### Exercise objective
For each line in the records that contains "JSON", make a copy.

=== Data to examine ===

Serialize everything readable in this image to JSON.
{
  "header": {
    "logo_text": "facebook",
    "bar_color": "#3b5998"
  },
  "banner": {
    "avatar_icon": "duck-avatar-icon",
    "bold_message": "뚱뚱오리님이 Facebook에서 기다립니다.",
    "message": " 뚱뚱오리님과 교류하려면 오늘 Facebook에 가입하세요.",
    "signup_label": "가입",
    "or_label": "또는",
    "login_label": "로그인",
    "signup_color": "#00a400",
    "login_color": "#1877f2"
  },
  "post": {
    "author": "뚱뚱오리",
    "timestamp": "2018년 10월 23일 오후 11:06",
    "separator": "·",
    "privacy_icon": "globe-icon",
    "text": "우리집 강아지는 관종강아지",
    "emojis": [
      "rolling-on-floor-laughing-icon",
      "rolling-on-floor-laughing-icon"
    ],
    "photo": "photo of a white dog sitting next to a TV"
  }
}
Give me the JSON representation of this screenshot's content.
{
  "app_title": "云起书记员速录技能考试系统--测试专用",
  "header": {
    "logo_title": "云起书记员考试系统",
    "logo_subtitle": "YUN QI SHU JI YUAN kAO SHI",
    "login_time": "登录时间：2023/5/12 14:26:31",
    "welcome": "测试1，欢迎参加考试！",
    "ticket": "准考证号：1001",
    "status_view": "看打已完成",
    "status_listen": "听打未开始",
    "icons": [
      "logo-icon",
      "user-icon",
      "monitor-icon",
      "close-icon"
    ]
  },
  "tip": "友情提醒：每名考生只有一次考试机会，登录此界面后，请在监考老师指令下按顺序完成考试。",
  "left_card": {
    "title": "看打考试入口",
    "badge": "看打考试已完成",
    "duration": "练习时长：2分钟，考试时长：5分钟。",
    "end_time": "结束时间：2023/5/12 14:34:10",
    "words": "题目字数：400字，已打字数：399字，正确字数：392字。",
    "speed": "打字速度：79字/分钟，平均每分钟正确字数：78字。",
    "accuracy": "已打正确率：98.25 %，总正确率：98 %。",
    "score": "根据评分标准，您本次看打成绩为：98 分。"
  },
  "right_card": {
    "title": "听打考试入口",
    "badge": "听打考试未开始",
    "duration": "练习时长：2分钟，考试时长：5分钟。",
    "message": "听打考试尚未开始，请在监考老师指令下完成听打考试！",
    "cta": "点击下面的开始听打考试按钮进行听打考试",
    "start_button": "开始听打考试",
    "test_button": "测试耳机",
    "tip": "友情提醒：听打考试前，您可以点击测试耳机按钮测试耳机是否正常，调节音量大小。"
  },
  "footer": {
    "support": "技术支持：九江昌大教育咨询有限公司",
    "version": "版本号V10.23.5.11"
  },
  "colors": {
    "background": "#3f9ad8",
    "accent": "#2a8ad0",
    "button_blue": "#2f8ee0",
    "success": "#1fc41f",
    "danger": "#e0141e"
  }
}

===

### Task response
Serialize everything readable in this image to JSON.
Give me the JSON representation of this screenshot's content.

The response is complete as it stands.